**Work to be completed**
Every line below that contains the word "TRANSMISSION" must be copied.

Excerpts from an interface dataset:
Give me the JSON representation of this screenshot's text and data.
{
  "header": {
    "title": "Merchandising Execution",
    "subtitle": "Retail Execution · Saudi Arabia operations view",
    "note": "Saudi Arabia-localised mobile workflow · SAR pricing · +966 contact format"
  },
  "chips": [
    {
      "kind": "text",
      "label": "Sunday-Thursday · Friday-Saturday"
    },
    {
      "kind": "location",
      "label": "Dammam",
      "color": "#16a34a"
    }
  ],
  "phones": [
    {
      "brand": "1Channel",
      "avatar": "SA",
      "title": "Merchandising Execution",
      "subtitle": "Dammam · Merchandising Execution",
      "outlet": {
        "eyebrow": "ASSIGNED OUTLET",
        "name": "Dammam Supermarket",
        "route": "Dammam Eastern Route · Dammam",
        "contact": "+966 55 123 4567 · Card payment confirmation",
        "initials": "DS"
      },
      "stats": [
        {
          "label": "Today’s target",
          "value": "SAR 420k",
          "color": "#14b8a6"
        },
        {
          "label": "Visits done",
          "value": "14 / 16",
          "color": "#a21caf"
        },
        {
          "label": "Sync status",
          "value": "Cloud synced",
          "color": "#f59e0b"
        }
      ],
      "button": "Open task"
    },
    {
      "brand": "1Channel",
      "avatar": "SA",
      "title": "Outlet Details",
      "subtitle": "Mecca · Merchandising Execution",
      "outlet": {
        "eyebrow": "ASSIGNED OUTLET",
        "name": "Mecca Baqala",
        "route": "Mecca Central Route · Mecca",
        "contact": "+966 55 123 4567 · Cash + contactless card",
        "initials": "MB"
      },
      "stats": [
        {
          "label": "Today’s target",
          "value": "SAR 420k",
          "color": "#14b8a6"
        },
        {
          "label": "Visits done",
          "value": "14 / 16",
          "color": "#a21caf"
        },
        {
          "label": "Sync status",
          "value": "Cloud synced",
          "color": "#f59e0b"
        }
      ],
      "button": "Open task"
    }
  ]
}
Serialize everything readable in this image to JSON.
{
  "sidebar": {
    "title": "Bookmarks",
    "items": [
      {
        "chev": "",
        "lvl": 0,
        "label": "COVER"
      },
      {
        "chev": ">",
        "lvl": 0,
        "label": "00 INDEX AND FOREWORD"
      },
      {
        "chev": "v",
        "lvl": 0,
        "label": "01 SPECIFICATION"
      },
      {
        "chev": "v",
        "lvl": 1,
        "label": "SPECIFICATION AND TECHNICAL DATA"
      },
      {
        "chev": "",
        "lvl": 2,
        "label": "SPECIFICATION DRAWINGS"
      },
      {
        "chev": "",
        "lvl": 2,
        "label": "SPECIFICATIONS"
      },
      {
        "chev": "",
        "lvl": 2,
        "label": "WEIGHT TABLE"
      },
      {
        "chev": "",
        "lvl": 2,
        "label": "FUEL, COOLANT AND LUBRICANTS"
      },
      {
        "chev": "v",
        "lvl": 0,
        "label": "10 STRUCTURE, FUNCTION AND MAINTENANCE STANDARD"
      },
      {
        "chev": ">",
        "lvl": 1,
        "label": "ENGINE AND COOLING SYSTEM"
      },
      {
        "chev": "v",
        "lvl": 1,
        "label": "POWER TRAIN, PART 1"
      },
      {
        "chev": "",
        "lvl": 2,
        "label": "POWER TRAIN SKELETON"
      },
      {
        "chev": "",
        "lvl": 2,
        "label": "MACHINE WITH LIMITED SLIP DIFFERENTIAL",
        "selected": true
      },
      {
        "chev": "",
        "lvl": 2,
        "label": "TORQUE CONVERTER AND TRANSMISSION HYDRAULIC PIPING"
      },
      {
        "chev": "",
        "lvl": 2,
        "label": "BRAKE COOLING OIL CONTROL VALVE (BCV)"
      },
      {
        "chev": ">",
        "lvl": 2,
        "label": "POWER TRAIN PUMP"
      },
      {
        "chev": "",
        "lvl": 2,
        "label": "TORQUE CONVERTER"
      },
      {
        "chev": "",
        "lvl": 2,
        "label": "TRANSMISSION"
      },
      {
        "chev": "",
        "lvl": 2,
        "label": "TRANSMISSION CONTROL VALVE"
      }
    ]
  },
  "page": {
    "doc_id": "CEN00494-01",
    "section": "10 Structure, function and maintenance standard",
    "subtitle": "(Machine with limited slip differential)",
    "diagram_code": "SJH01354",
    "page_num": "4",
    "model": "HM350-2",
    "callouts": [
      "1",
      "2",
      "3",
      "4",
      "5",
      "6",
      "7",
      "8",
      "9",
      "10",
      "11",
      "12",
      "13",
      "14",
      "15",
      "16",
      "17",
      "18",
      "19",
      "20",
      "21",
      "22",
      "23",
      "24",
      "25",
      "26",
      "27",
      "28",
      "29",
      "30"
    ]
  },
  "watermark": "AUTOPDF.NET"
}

**Exercise output**
        "label": "TORQUE CONVERTER AND TRANSMISSION HYDRAULIC PIPING"
        "label": "TRANSMISSION"
        "label": "TRANSMISSION CONTROL VALVE"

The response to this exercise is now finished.